Good evening my dearest followers,
Please, take a moment to enjoy this excerpt for my newest post (Bring Up Blood).
We could most certainly not live without blood. It is absolutely essential for the survival of our most distant limbs and organs. Even though almost all of our respiration is thanks to our respiratory organs, blood is critical to carry oxygen further. Yet, the blood is not only responsible for some part of respiration, but it is also in charge of transporting many nutrients and immune cells. We, imperatively, need to learn more about the different elements of blood to understand its importance and necessity. Four main elements are particularly important: red blood cells, white blood cells, platelets, and plasma. All of these components play a large part in our life. Red blood cells notably carry oxygen, and white blood cells are our primary immune defence against potential chemicals and pathogens. Platelets help the blood coagulate, and plasma is the liquid transporting most nutrients, hormones and cells our body needs.

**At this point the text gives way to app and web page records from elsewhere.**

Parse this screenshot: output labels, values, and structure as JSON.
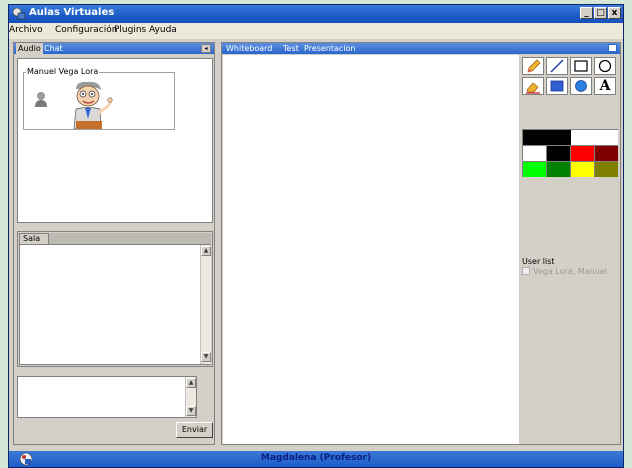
{
  "window": {
    "title": "Aulas Virtuales",
    "btn_min": "_",
    "btn_max": "□",
    "btn_close": "x"
  },
  "menu": [
    "Archivo",
    "Configuración",
    "Plugins",
    "Ayuda"
  ],
  "left_panel": {
    "tabs": [
      "Audio",
      "Chat"
    ],
    "collapse_glyph": "◂",
    "user_card_name": "Manuel Vega Lora",
    "sala_tab": "Sala",
    "send_button": "Enviar"
  },
  "right_panel": {
    "tabs": [
      "Whiteboard",
      "Test",
      "Presentacion"
    ],
    "tools": [
      "pencil-icon",
      "line-icon",
      "rectangle-icon",
      "ellipse-icon",
      "eraser-icon",
      "filled-rectangle-icon",
      "filled-ellipse-icon",
      "text-tool-icon"
    ],
    "text_tool_glyph": "A",
    "palette_top": [
      "#000000",
      "#ffffff"
    ],
    "palette_colors": [
      "#ffffff",
      "#000000",
      "#ff0000",
      "#800000",
      "#00ff00",
      "#008000",
      "#ffff00",
      "#808000"
    ],
    "user_list_title": "User list",
    "user_list": [
      "Vega Lora, Manuel"
    ]
  },
  "status": {
    "text": "Magdalena   (Profesor)"
  }
}
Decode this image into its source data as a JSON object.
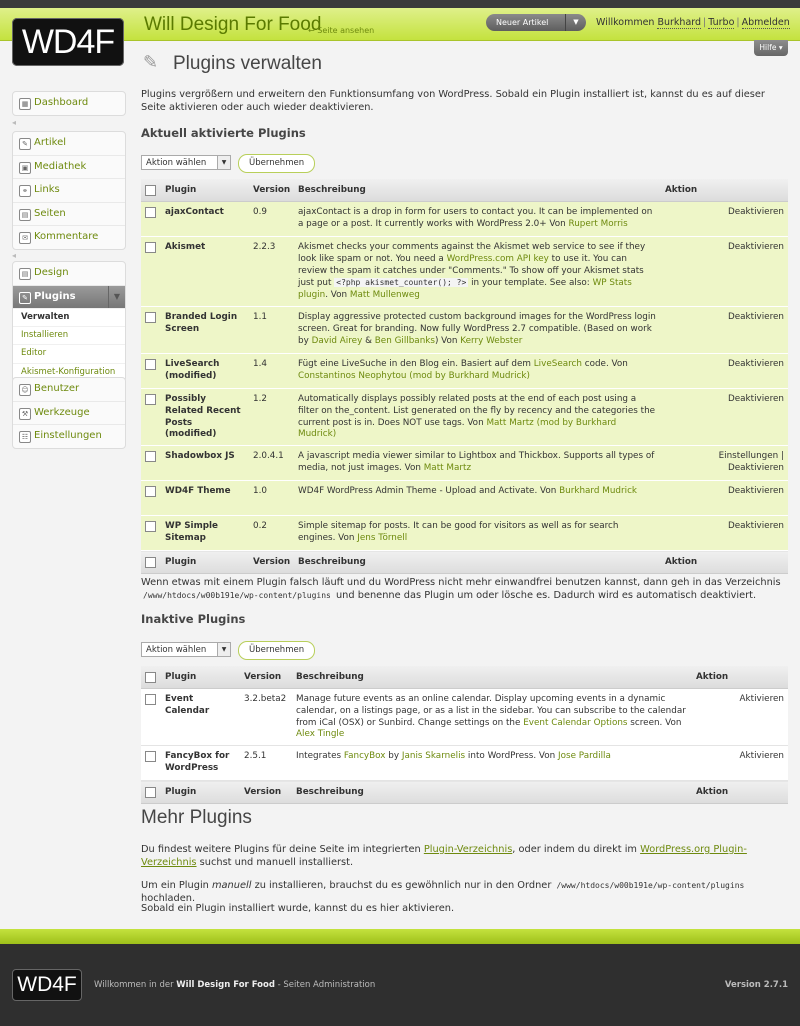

If you like the excerpt, please click the link below to access the whole article.
We keep hearing on the news of the many achievements made by Artificial Intelligence. From winning at Chess to winning at Jeopardy! against its longest streak-winner, AIs seem to truly outdo themselves. However, nobody can agree if those machines truly hold something we can call Artificial Intelligence. They can’t do more than the task they were built for, and they can’t even understand the game. In other words, they seem to greatly lack intelligence. So, should we find another more fitting definition of intelligence, or should we abandon the quest for human-like intelligence altogether? Personally, I consider that each pursuit for anything close to an Ex-Machina to be a most ambitious quest. The human mind and behaviours are really complex, which even raises questions about true AI’s feasibility. But don’t get me wrong, current AIs are very important. They help us achieve better safety measures, automation and greater management.